--- The records ---
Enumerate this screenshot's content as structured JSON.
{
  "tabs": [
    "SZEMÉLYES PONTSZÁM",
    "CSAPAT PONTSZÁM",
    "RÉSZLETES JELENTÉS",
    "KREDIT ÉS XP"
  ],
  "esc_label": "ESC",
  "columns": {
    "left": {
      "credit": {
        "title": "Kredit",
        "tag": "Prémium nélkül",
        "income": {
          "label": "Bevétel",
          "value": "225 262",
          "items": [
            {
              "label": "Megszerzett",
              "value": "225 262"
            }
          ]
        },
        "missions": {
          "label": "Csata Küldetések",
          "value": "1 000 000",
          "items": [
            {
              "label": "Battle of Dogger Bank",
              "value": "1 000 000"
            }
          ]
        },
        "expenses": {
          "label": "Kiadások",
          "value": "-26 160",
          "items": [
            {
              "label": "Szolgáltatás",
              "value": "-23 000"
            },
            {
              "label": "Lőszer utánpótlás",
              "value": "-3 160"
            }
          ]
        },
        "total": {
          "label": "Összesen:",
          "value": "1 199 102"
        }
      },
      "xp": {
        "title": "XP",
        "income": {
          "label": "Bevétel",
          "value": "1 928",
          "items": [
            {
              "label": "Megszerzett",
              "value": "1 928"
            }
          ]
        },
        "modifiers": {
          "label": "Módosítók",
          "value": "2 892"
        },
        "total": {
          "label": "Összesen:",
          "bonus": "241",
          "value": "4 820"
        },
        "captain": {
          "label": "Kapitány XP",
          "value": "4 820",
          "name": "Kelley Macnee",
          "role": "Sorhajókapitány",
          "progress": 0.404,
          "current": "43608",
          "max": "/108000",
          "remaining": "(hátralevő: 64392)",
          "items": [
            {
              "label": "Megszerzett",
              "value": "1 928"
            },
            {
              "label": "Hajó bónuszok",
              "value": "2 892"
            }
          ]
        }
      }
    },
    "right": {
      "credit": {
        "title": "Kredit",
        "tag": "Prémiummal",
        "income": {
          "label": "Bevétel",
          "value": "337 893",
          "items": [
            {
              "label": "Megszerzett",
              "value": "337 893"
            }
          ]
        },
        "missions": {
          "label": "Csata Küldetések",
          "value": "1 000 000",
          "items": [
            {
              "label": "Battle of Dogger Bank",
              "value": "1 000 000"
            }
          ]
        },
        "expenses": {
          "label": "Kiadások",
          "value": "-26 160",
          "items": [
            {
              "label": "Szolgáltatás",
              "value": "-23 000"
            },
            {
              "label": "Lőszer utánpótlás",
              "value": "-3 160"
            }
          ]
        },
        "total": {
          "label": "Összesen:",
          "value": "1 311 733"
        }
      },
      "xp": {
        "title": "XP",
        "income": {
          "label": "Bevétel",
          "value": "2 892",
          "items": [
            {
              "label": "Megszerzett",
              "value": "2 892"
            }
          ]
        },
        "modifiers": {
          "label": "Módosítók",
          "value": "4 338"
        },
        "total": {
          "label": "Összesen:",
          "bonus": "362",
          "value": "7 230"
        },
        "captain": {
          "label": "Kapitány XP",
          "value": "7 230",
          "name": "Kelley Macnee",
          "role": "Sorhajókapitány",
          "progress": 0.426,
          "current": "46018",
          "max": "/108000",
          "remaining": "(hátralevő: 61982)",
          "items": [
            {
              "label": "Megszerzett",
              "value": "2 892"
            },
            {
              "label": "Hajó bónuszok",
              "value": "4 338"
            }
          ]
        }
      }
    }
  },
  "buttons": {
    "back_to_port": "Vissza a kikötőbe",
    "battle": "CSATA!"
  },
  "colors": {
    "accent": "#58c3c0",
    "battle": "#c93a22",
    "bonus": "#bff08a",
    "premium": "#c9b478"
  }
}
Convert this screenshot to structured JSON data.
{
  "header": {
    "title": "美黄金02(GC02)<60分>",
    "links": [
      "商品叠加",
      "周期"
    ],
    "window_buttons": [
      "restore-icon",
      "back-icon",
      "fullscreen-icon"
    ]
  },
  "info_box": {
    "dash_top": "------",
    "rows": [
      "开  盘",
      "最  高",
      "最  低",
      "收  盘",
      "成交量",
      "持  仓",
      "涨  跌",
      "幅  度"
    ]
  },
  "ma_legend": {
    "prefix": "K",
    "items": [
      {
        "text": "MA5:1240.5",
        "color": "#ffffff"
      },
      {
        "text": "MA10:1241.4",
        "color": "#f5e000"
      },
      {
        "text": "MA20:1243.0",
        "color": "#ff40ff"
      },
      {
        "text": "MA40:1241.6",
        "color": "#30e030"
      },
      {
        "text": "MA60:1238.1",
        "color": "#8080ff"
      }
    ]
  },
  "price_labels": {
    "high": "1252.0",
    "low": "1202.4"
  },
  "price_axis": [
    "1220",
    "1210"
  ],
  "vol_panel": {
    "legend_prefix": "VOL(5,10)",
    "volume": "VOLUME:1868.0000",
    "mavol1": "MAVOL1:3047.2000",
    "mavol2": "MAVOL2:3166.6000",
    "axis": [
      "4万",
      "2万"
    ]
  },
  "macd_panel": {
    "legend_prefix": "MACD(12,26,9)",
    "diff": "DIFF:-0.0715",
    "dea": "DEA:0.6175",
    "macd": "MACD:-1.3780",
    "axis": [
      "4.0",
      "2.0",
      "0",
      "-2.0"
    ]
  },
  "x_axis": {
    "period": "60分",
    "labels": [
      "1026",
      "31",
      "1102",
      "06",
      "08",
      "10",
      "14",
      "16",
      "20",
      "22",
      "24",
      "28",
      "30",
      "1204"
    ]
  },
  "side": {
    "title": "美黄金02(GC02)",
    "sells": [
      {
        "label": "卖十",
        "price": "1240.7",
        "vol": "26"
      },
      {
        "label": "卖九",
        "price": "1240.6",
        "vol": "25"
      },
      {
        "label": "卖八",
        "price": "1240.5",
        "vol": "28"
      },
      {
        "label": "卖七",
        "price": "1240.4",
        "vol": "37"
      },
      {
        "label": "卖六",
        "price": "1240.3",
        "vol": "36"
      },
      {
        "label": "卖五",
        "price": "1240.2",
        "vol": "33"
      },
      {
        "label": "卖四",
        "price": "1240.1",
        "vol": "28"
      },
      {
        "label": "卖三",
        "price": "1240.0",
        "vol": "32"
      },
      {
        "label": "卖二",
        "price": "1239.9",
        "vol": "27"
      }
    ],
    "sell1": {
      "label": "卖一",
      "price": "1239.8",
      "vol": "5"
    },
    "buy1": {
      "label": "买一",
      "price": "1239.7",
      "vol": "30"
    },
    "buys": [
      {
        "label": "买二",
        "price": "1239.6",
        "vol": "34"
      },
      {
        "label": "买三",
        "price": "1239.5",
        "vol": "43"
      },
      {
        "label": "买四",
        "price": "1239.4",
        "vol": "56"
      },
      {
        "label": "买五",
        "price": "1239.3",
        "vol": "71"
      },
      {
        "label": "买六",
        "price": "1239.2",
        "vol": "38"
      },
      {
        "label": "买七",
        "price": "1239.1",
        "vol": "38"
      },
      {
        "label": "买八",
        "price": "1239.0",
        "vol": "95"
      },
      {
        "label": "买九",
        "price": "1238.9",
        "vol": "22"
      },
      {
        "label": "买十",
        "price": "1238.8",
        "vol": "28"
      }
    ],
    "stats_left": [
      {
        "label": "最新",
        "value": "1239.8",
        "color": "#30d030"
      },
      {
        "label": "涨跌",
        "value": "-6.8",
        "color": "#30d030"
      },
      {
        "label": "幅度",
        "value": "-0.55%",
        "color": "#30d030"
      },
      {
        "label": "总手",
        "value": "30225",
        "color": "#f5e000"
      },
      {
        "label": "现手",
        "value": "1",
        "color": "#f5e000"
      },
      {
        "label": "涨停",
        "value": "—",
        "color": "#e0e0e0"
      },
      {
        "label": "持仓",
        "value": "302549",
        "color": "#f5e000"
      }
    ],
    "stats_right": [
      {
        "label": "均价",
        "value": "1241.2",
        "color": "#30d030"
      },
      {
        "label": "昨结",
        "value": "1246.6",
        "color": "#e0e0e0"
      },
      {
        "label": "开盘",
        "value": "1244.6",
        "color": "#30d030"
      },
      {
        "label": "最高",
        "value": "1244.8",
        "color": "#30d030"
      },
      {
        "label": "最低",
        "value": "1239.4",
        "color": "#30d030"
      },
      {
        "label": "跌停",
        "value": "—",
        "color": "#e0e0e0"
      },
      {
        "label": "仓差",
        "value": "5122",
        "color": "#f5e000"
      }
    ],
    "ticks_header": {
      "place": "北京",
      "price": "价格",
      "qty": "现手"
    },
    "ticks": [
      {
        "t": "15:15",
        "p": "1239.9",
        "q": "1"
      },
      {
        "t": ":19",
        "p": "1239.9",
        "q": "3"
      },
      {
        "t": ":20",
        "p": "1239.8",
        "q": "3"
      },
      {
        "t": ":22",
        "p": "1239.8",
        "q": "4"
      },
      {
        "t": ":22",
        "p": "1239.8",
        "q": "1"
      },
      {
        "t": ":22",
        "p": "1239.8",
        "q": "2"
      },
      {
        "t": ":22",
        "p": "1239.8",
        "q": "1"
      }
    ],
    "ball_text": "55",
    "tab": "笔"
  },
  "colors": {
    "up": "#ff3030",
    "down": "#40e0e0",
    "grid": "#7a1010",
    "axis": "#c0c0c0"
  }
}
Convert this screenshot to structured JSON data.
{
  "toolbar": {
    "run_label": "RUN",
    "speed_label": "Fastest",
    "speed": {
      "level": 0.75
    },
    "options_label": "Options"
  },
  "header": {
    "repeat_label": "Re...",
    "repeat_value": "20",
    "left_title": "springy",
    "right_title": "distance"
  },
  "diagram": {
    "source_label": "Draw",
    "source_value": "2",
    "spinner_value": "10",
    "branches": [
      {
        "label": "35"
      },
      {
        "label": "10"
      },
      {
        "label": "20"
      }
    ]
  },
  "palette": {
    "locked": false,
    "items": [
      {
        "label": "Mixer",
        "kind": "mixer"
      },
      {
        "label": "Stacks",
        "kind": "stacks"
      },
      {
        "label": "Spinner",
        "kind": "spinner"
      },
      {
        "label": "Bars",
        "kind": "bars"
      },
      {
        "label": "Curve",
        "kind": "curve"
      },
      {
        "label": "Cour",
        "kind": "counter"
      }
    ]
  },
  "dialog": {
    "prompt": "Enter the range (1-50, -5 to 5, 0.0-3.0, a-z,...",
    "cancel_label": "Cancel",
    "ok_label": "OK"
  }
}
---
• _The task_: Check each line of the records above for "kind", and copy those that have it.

• _Response box_:
        "kind": "mixer"
        "kind": "stacks"
        "kind": "spinner"
        "kind": "bars"
        "kind": "curve"
        "kind": "counter"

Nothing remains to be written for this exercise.